**SUPPLIED MATERIAL**
◆ ◆ ◆ ◆ ◆
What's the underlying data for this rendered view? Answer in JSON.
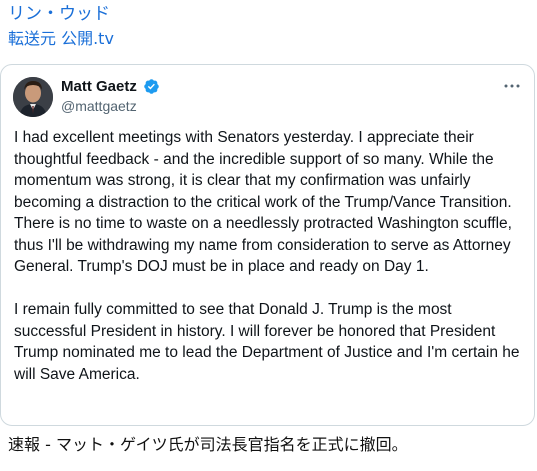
{
  "header": {
    "author_link": "リン・ウッド",
    "source_link": "転送元 公開.tv"
  },
  "tweet": {
    "display_name": "Matt Gaetz",
    "handle": "@mattgaetz",
    "paragraphs": [
      "I had excellent meetings with Senators yesterday.  I appreciate their thoughtful feedback - and the incredible support of so many.  While the momentum was strong, it is clear that my confirmation was unfairly becoming a distraction to the critical work of the Trump/Vance Transition.  There is no time to waste on a needlessly protracted Washington scuffle, thus I'll be withdrawing my name from consideration to serve as Attorney General.  Trump's DOJ must be in place and ready on Day 1.",
      "I remain fully committed to see that Donald J. Trump is the most successful President in history.  I will forever be honored that President Trump nominated me to lead the Department of Justice and I'm certain he will Save America."
    ],
    "verified_color": "#1d9bf0",
    "more_icon": "more-horizontal-icon"
  },
  "caption": "速報 - マット・ゲイツ氏が司法長官指名を正式に撤回。",
  "colors": {
    "link": "#1a6fd8",
    "text": "#0f1419",
    "secondary": "#536471",
    "border": "#cfd9de"
  }
}
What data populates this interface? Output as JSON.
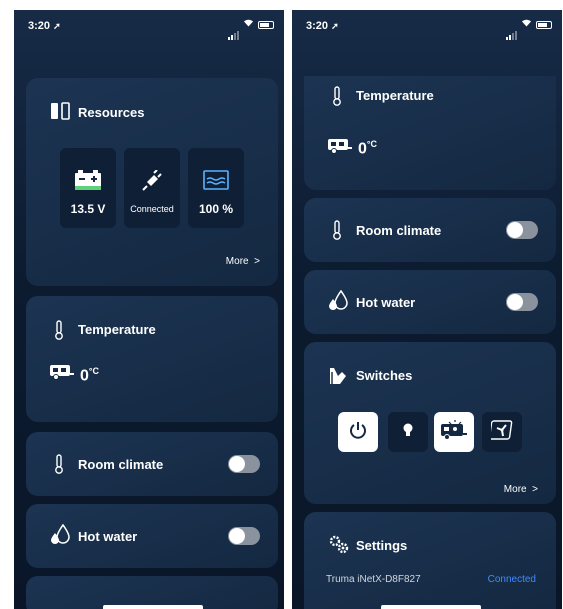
{
  "status_bar": {
    "time": "3:20",
    "location_glyph": "➚"
  },
  "resources": {
    "title": "Resources",
    "battery_value": "13.5 V",
    "power_value": "Connected",
    "water_value": "100 %",
    "more_label": "More",
    "more_chevron": ">"
  },
  "temperature": {
    "title": "Temperature",
    "value": "0",
    "unit": "°C"
  },
  "room_climate": {
    "title": "Room climate",
    "on": false
  },
  "hot_water": {
    "title": "Hot water",
    "on": false
  },
  "switches": {
    "title": "Switches",
    "more_label": "More",
    "more_chevron": ">",
    "items": [
      {
        "icon": "power-icon",
        "active": true
      },
      {
        "icon": "bulb-icon",
        "active": false
      },
      {
        "icon": "caravan-light-icon",
        "active": true
      },
      {
        "icon": "fan-icon",
        "active": false
      }
    ]
  },
  "settings": {
    "title": "Settings",
    "device_name": "Truma iNetX-D8F827",
    "connection_status": "Connected"
  },
  "colors": {
    "accent": "#3d8bff",
    "card": "#1c3452",
    "background": "#0c1b30",
    "battery_green": "#5fd17a",
    "water_blue": "#59b3ff"
  }
}
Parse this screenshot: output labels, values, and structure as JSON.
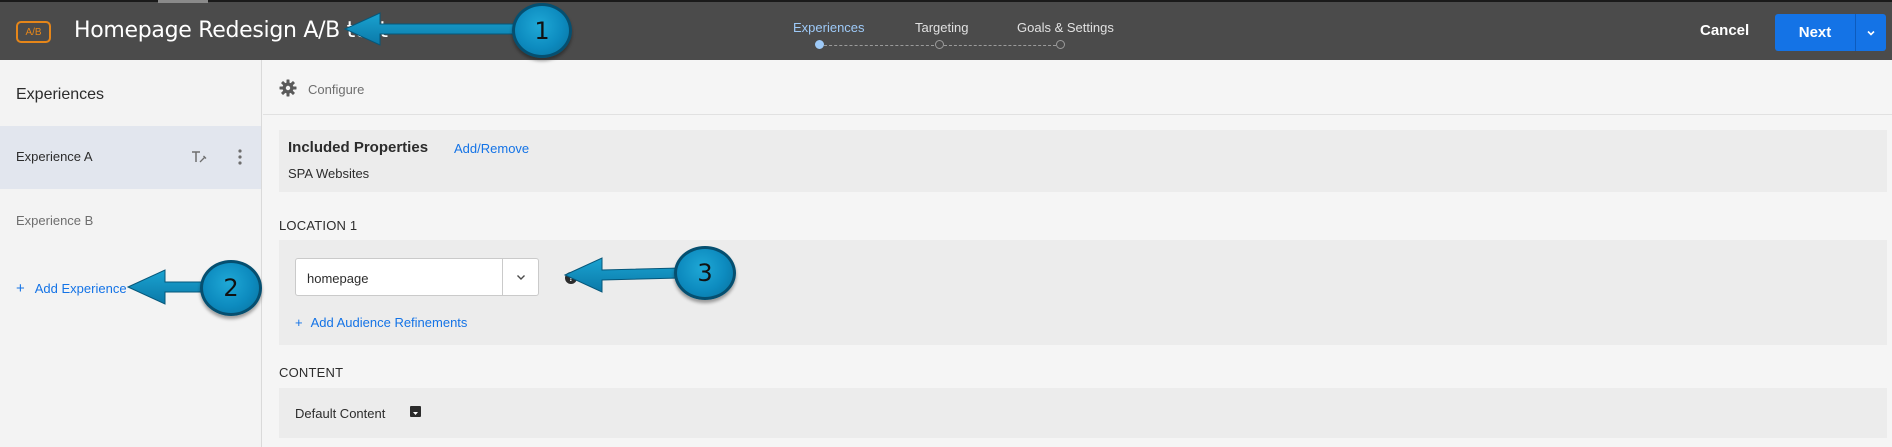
{
  "header": {
    "badge": "A/B",
    "activity_title": "Homepage Redesign A/B test",
    "steps": [
      {
        "label": "Experiences",
        "active": true
      },
      {
        "label": "Targeting",
        "active": false
      },
      {
        "label": "Goals & Settings",
        "active": false
      }
    ],
    "cancel_label": "Cancel",
    "next_label": "Next"
  },
  "sidebar": {
    "title": "Experiences",
    "items": [
      {
        "label": "Experience A",
        "selected": true
      },
      {
        "label": "Experience B",
        "selected": false
      }
    ],
    "add_label": "Add Experience"
  },
  "main": {
    "configure_label": "Configure",
    "included_properties": {
      "title": "Included Properties",
      "link": "Add/Remove",
      "value": "SPA Websites"
    },
    "location": {
      "heading": "LOCATION 1",
      "selected_value": "homepage",
      "refinements_label": "Add Audience Refinements"
    },
    "content": {
      "heading": "CONTENT",
      "label": "Default Content"
    }
  },
  "annotations": [
    {
      "number": "1"
    },
    {
      "number": "2"
    },
    {
      "number": "3"
    }
  ],
  "colors": {
    "topbar": "#4b4b4b",
    "accent_blue": "#1473e6",
    "badge_orange": "#e68619",
    "active_step": "#9ecaf8",
    "callout": "#0d8bbf"
  }
}
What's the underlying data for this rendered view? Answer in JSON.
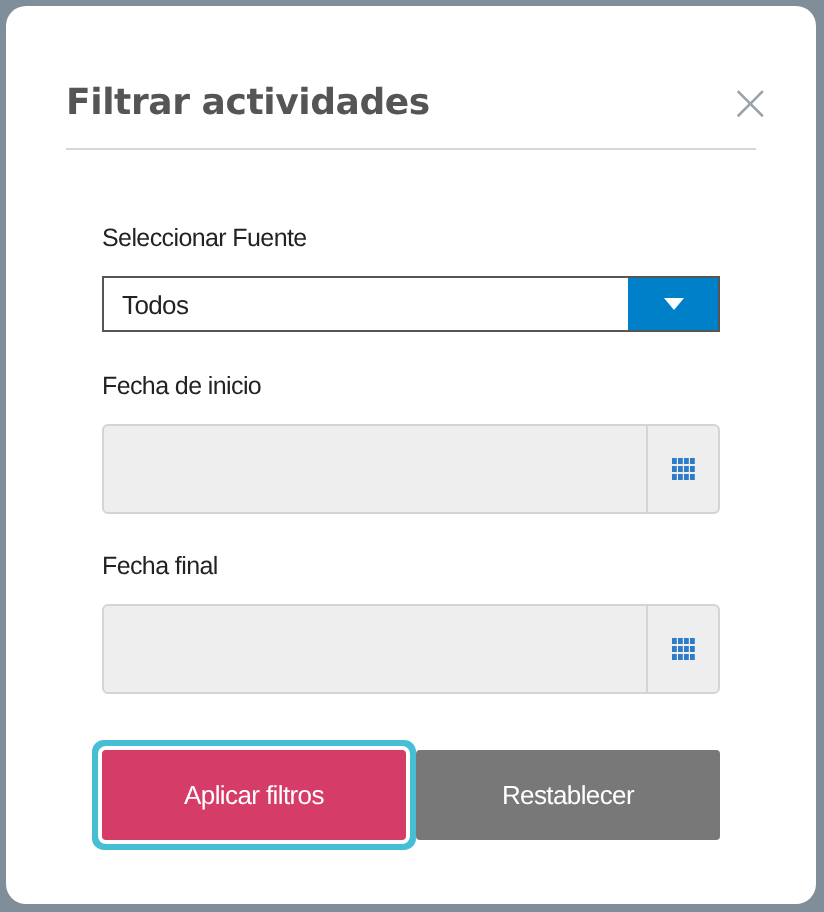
{
  "dialog": {
    "title": "Filtrar actividades",
    "close": "×"
  },
  "source": {
    "label": "Seleccionar Fuente",
    "value": "Todos"
  },
  "dates": [
    {
      "label": "Fecha de inicio"
    },
    {
      "label": "Fecha final"
    }
  ],
  "buttons": [
    {
      "label": "Aplicar filtros",
      "kind": "primary",
      "focused": true
    },
    {
      "label": "Restablecer",
      "kind": "secondary",
      "focused": false
    }
  ]
}
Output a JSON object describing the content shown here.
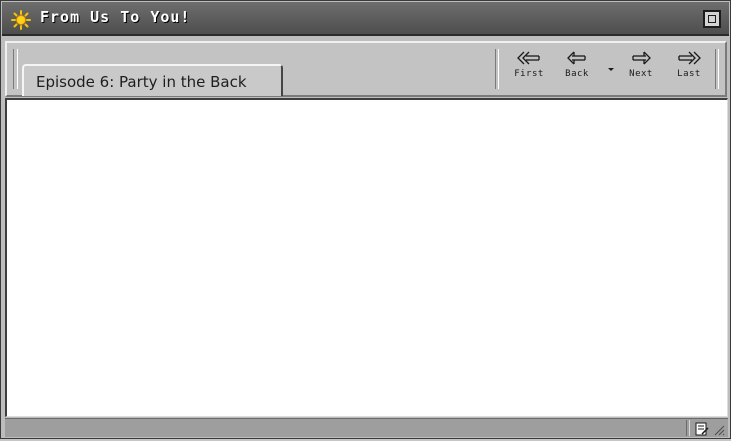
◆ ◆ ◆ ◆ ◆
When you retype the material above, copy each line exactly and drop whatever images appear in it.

What's the underlying data for this rendered view? Answer in JSON.
{
  "header": {
    "author_link": "リン・ウッド",
    "source_link": "転送元 公開.tv"
  },
  "tweet": {
    "display_name": "Matt Gaetz",
    "handle": "@mattgaetz",
    "paragraphs": [
      "I had excellent meetings with Senators yesterday.  I appreciate their thoughtful feedback - and the incredible support of so many.  While the momentum was strong, it is clear that my confirmation was unfairly becoming a distraction to the critical work of the Trump/Vance Transition.  There is no time to waste on a needlessly protracted Washington scuffle, thus I'll be withdrawing my name from consideration to serve as Attorney General.  Trump's DOJ must be in place and ready on Day 1.",
      "I remain fully committed to see that Donald J. Trump is the most successful President in history.  I will forever be honored that President Trump nominated me to lead the Department of Justice and I'm certain he will Save America."
    ],
    "verified_color": "#1d9bf0",
    "more_icon": "more-horizontal-icon"
  },
  "caption": "速報 - マット・ゲイツ氏が司法長官指名を正式に撤回。",
  "colors": {
    "link": "#1a6fd8",
    "text": "#0f1419",
    "secondary": "#536471",
    "border": "#cfd9de"
  }
}
What data populates this interface? Output as JSON.
{
  "status_bar": {
    "time": "3:20",
    "location_glyph": "➚"
  },
  "resources": {
    "title": "Resources",
    "battery_value": "13.5 V",
    "power_value": "Connected",
    "water_value": "100 %",
    "more_label": "More",
    "more_chevron": ">"
  },
  "temperature": {
    "title": "Temperature",
    "value": "0",
    "unit": "°C"
  },
  "room_climate": {
    "title": "Room climate",
    "on": false
  },
  "hot_water": {
    "title": "Hot water",
    "on": false
  },
  "switches": {
    "title": "Switches",
    "more_label": "More",
    "more_chevron": ">",
    "items": [
      {
        "icon": "power-icon",
        "active": true
      },
      {
        "icon": "bulb-icon",
        "active": false
      },
      {
        "icon": "caravan-light-icon",
        "active": true
      },
      {
        "icon": "fan-icon",
        "active": false
      }
    ]
  },
  "settings": {
    "title": "Settings",
    "device_name": "Truma iNetX-D8F827",
    "connection_status": "Connected"
  },
  "colors": {
    "accent": "#3d8bff",
    "card": "#1c3452",
    "background": "#0c1b30",
    "battery_green": "#5fd17a",
    "water_blue": "#59b3ff"
  }
}
Parse this screenshot: output labels, values, and structure as JSON.
{
  "header": {
    "badge": "A/B",
    "activity_title": "Homepage Redesign A/B test",
    "steps": [
      {
        "label": "Experiences",
        "active": true
      },
      {
        "label": "Targeting",
        "active": false
      },
      {
        "label": "Goals & Settings",
        "active": false
      }
    ],
    "cancel_label": "Cancel",
    "next_label": "Next"
  },
  "sidebar": {
    "title": "Experiences",
    "items": [
      {
        "label": "Experience A",
        "selected": true
      },
      {
        "label": "Experience B",
        "selected": false
      }
    ],
    "add_label": "Add Experience"
  },
  "main": {
    "configure_label": "Configure",
    "included_properties": {
      "title": "Included Properties",
      "link": "Add/Remove",
      "value": "SPA Websites"
    },
    "location": {
      "heading": "LOCATION 1",
      "selected_value": "homepage",
      "refinements_label": "Add Audience Refinements"
    },
    "content": {
      "heading": "CONTENT",
      "label": "Default Content"
    }
  },
  "annotations": [
    {
      "number": "1"
    },
    {
      "number": "2"
    },
    {
      "number": "3"
    }
  ],
  "colors": {
    "topbar": "#4b4b4b",
    "accent_blue": "#1473e6",
    "badge_orange": "#e68619",
    "active_step": "#9ecaf8",
    "callout": "#0d8bbf"
  }
}
What's the underlying data for this rendered view? Answer in JSON.
{
  "dialog": {
    "title": "Filtrar actividades",
    "close": "×"
  },
  "source": {
    "label": "Seleccionar Fuente",
    "value": "Todos"
  },
  "dates": [
    {
      "label": "Fecha de inicio"
    },
    {
      "label": "Fecha final"
    }
  ],
  "buttons": [
    {
      "label": "Aplicar filtros",
      "kind": "primary",
      "focused": true
    },
    {
      "label": "Restablecer",
      "kind": "secondary",
      "focused": false
    }
  ]
}
Output a JSON object describing the content shown here.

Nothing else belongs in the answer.